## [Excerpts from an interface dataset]
-----

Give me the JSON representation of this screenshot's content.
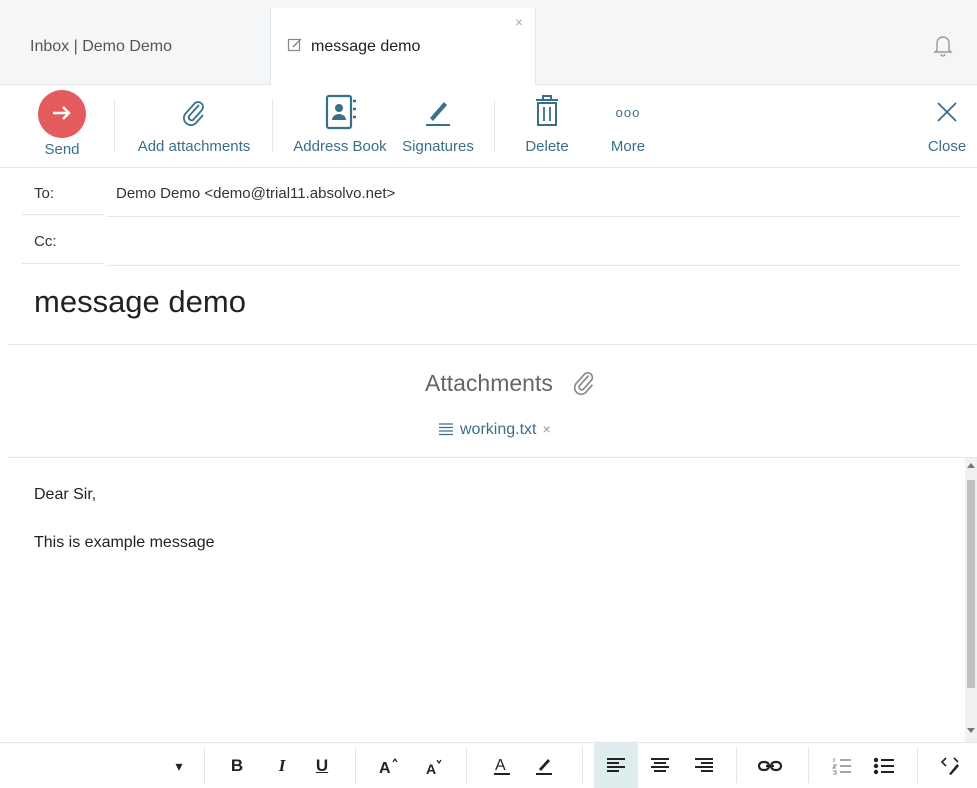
{
  "tabs": {
    "inbox_label": "Inbox | Demo Demo",
    "compose_label": "message demo",
    "close_glyph": "×"
  },
  "toolbar": {
    "send": "Send",
    "add_attachments": "Add attachments",
    "address_book": "Address Book",
    "signatures": "Signatures",
    "delete": "Delete",
    "more": "More",
    "close": "Close",
    "more_glyph": "ooo"
  },
  "fields": {
    "to_label": "To:",
    "to_value": "Demo Demo <demo@trial11.absolvo.net>",
    "cc_label": "Cc:",
    "cc_value": ""
  },
  "subject": "message demo",
  "attachments": {
    "title": "Attachments",
    "file_name": "working.txt",
    "remove_glyph": "×"
  },
  "body": {
    "line1": "Dear Sir,",
    "line2": "This is example message"
  },
  "format_bar": {
    "dropdown": "▾",
    "bold": "B",
    "italic": "I",
    "underline": "U"
  },
  "colors": {
    "accent": "#3a6f88",
    "send": "#e35b5d"
  }
}
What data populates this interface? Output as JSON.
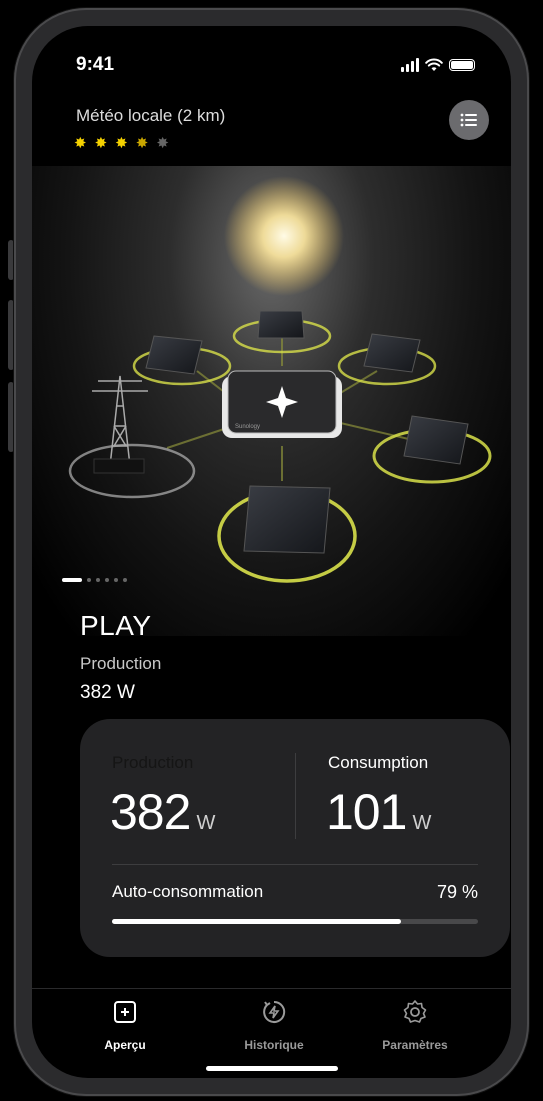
{
  "status_bar": {
    "time": "9:41"
  },
  "weather": {
    "title": "Météo locale (2 km)",
    "rating": 3.5,
    "max": 5,
    "stars": [
      "✸",
      "✸",
      "✸",
      "✸",
      "✸"
    ]
  },
  "carousel": {
    "pages": 6,
    "current": 1
  },
  "device": {
    "name": "PLAY",
    "production_label": "Production",
    "production_value": "382 W",
    "hub_label": "Sunology"
  },
  "stats": {
    "production_label": "Production",
    "production_value": "382",
    "production_unit": "W",
    "consumption_label": "Consumption",
    "consumption_value": "101",
    "consumption_unit": "W",
    "self_consumption_label": "Auto-consommation",
    "self_consumption_value": "79 %",
    "self_consumption_fraction": 0.79
  },
  "tabs": [
    {
      "label": "Aperçu",
      "icon": "plus-square-icon"
    },
    {
      "label": "Historique",
      "icon": "bolt-circle-icon"
    },
    {
      "label": "Paramètres",
      "icon": "gear-icon"
    }
  ],
  "colors": {
    "accent_yellow": "#f4d100",
    "ring_yellow": "#d8e04a",
    "card": "#232325"
  }
}
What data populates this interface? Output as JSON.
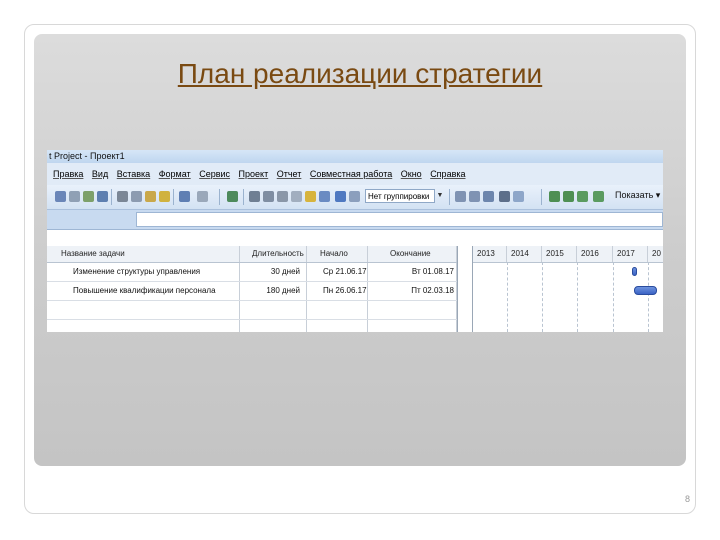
{
  "slide": {
    "title": "План реализации стратегии",
    "page_number": "8"
  },
  "window": {
    "title": "t Project - Проект1"
  },
  "menu": [
    "Правка",
    "Вид",
    "Вставка",
    "Формат",
    "Сервис",
    "Проект",
    "Отчет",
    "Совместная работа",
    "Окно",
    "Справка"
  ],
  "toolbar": {
    "group_combo_value": "Нет группировки",
    "show_label": "Показать"
  },
  "table": {
    "headers": [
      "Название задачи",
      "Длительность",
      "Начало",
      "Окончание"
    ],
    "rows": [
      {
        "name": "Изменение структуры управления",
        "duration": "30 дней",
        "start": "Ср 21.06.17",
        "end": "Вт 01.08.17"
      },
      {
        "name": "Повышение квалификации персонала",
        "duration": "180 дней",
        "start": "Пн 26.06.17",
        "end": "Пт 02.03.18"
      }
    ]
  },
  "gantt": {
    "years": [
      "2013",
      "2014",
      "2015",
      "2016",
      "2017",
      "20"
    ],
    "bar_color": "#4a6fd0"
  }
}
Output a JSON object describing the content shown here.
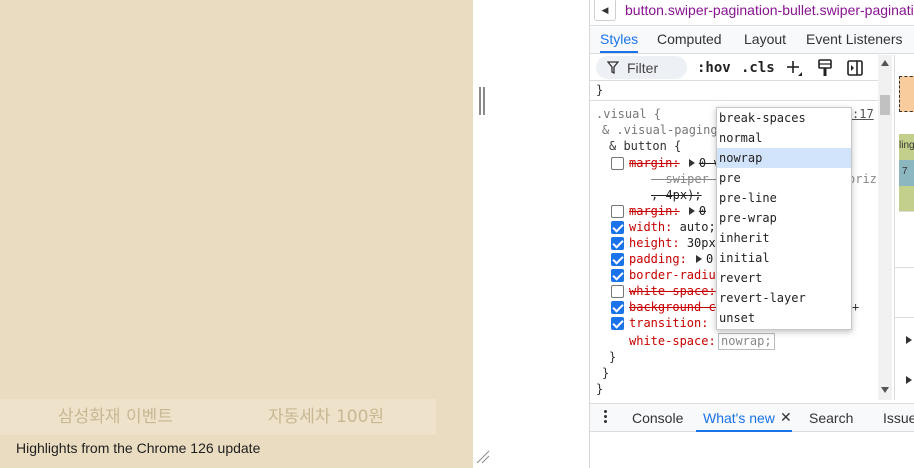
{
  "page": {
    "pagination": [
      "삼성화재 이벤트",
      "자동세차 100원"
    ]
  },
  "devtools": {
    "breadcrumb": "button.swiper-pagination-bullet.swiper-paginati",
    "tabs": [
      "Styles",
      "Computed",
      "Layout",
      "Event Listeners"
    ],
    "active_tab": "Styles",
    "filter_placeholder": "Filter",
    "hov": ":hov",
    "cls": ".cls",
    "rules": {
      "close_brace_top": "}",
      "selector_1": ".visual {",
      "selector_2": "& .visual-paging",
      "selector_3": "& button {",
      "source_link": ":17",
      "decl_1_prop": "margin:",
      "decl_1_val": "0 v",
      "decl_1_var": "--swiper-p",
      "decl_1_var_tail": "oriz",
      "decl_1_cont": ", 4px);",
      "decl_2_prop": "margin:",
      "decl_2_val": "0",
      "decl_3_prop": "width:",
      "decl_3_val": "auto;",
      "decl_4_prop": "height:",
      "decl_4_val": "30px",
      "decl_5_prop": "padding:",
      "decl_5_val": "0",
      "decl_6_prop": "border-radius",
      "decl_7_prop": "white-space:",
      "decl_8_prop": "background-co",
      "decl_8_tail": "+",
      "decl_9_prop": "transition:",
      "decl_10_prop": "white-space:",
      "decl_10_val": "nowrap;",
      "brace_a": "}",
      "brace_b": "}",
      "brace_c": "}"
    },
    "side_partial": [
      "ling",
      "7"
    ],
    "suggestions": [
      "break-spaces",
      "normal",
      "nowrap",
      "pre",
      "pre-line",
      "pre-wrap",
      "inherit",
      "initial",
      "revert",
      "revert-layer",
      "unset"
    ],
    "selected_suggestion": "nowrap",
    "drawer": {
      "tabs": [
        "Console",
        "What's new",
        "Search",
        "Issue"
      ],
      "active_tab": "What's new",
      "content": "Highlights from the Chrome 126 update"
    }
  },
  "colors": {
    "accent": "#1a73e8",
    "page_bg": "#e9dcc0",
    "prop_red": "#c80000",
    "suggestion_highlight": "#d2e3fc"
  }
}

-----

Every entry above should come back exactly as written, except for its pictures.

Give me the JSON representation of this screenshot's content.
{
  "tabs": {
    "inbox_label": "Inbox | Demo Demo",
    "compose_label": "message demo",
    "close_glyph": "×"
  },
  "toolbar": {
    "send": "Send",
    "add_attachments": "Add attachments",
    "address_book": "Address Book",
    "signatures": "Signatures",
    "delete": "Delete",
    "more": "More",
    "close": "Close",
    "more_glyph": "ooo"
  },
  "fields": {
    "to_label": "To:",
    "to_value": "Demo Demo <demo@trial11.absolvo.net>",
    "cc_label": "Cc:",
    "cc_value": ""
  },
  "subject": "message demo",
  "attachments": {
    "title": "Attachments",
    "file_name": "working.txt",
    "remove_glyph": "×"
  },
  "body": {
    "line1": "Dear Sir,",
    "line2": "This is example message"
  },
  "format_bar": {
    "dropdown": "▾",
    "bold": "B",
    "italic": "I",
    "underline": "U"
  },
  "colors": {
    "accent": "#3a6f88",
    "send": "#e35b5d"
  }
}
What data populates this interface? Output as JSON.
{
  "status_bar": {
    "time": "9:41"
  },
  "weather": {
    "title": "Météo locale (2 km)",
    "rating": 3.5,
    "max": 5,
    "stars": [
      "✸",
      "✸",
      "✸",
      "✸",
      "✸"
    ]
  },
  "carousel": {
    "pages": 6,
    "current": 1
  },
  "device": {
    "name": "PLAY",
    "production_label": "Production",
    "production_value": "382 W",
    "hub_label": "Sunology"
  },
  "stats": {
    "production_label": "Production",
    "production_value": "382",
    "production_unit": "W",
    "consumption_label": "Consumption",
    "consumption_value": "101",
    "consumption_unit": "W",
    "self_consumption_label": "Auto-consommation",
    "self_consumption_value": "79 %",
    "self_consumption_fraction": 0.79
  },
  "tabs": [
    {
      "label": "Aperçu",
      "icon": "plus-square-icon"
    },
    {
      "label": "Historique",
      "icon": "bolt-circle-icon"
    },
    {
      "label": "Paramètres",
      "icon": "gear-icon"
    }
  ],
  "colors": {
    "accent_yellow": "#f4d100",
    "ring_yellow": "#d8e04a",
    "card": "#232325"
  }
}
What data populates this interface? Output as JSON.
{
  "slide": {
    "title": "План реализации стратегии",
    "page_number": "8"
  },
  "window": {
    "title": "t Project - Проект1"
  },
  "menu": [
    "Правка",
    "Вид",
    "Вставка",
    "Формат",
    "Сервис",
    "Проект",
    "Отчет",
    "Совместная работа",
    "Окно",
    "Справка"
  ],
  "toolbar": {
    "group_combo_value": "Нет группировки",
    "show_label": "Показать"
  },
  "table": {
    "headers": [
      "Название задачи",
      "Длительность",
      "Начало",
      "Окончание"
    ],
    "rows": [
      {
        "name": "Изменение структуры управления",
        "duration": "30 дней",
        "start": "Ср 21.06.17",
        "end": "Вт 01.08.17"
      },
      {
        "name": "Повышение квалификации персонала",
        "duration": "180 дней",
        "start": "Пн 26.06.17",
        "end": "Пт 02.03.18"
      }
    ]
  },
  "gantt": {
    "years": [
      "2013",
      "2014",
      "2015",
      "2016",
      "2017",
      "20"
    ],
    "bar_color": "#4a6fd0"
  }
}
Output a JSON object describing the content shown here.
{
  "page": {
    "pagination": [
      "삼성화재 이벤트",
      "자동세차 100원"
    ]
  },
  "devtools": {
    "breadcrumb": "button.swiper-pagination-bullet.swiper-paginati",
    "tabs": [
      "Styles",
      "Computed",
      "Layout",
      "Event Listeners"
    ],
    "active_tab": "Styles",
    "filter_placeholder": "Filter",
    "hov": ":hov",
    "cls": ".cls",
    "rules": {
      "close_brace_top": "}",
      "selector_1": ".visual {",
      "selector_2": "& .visual-paging",
      "selector_3": "& button {",
      "source_link": ":17",
      "decl_1_prop": "margin:",
      "decl_1_val": "0 v",
      "decl_1_var": "--swiper-p",
      "decl_1_var_tail": "oriz",
      "decl_1_cont": ", 4px);",
      "decl_2_prop": "margin:",
      "decl_2_val": "0",
      "decl_3_prop": "width:",
      "decl_3_val": "auto;",
      "decl_4_prop": "height:",
      "decl_4_val": "30px",
      "decl_5_prop": "padding:",
      "decl_5_val": "0",
      "decl_6_prop": "border-radius",
      "decl_7_prop": "white-space:",
      "decl_8_prop": "background-co",
      "decl_8_tail": "+",
      "decl_9_prop": "transition:",
      "decl_10_prop": "white-space:",
      "decl_10_val": "nowrap;",
      "brace_a": "}",
      "brace_b": "}",
      "brace_c": "}"
    },
    "side_partial": [
      "ling",
      "7"
    ],
    "suggestions": [
      "break-spaces",
      "normal",
      "nowrap",
      "pre",
      "pre-line",
      "pre-wrap",
      "inherit",
      "initial",
      "revert",
      "revert-layer",
      "unset"
    ],
    "selected_suggestion": "nowrap",
    "drawer": {
      "tabs": [
        "Console",
        "What's new",
        "Search",
        "Issue"
      ],
      "active_tab": "What's new",
      "content": "Highlights from the Chrome 126 update"
    }
  },
  "colors": {
    "accent": "#1a73e8",
    "page_bg": "#e9dcc0",
    "prop_red": "#c80000",
    "suggestion_highlight": "#d2e3fc"
  }
}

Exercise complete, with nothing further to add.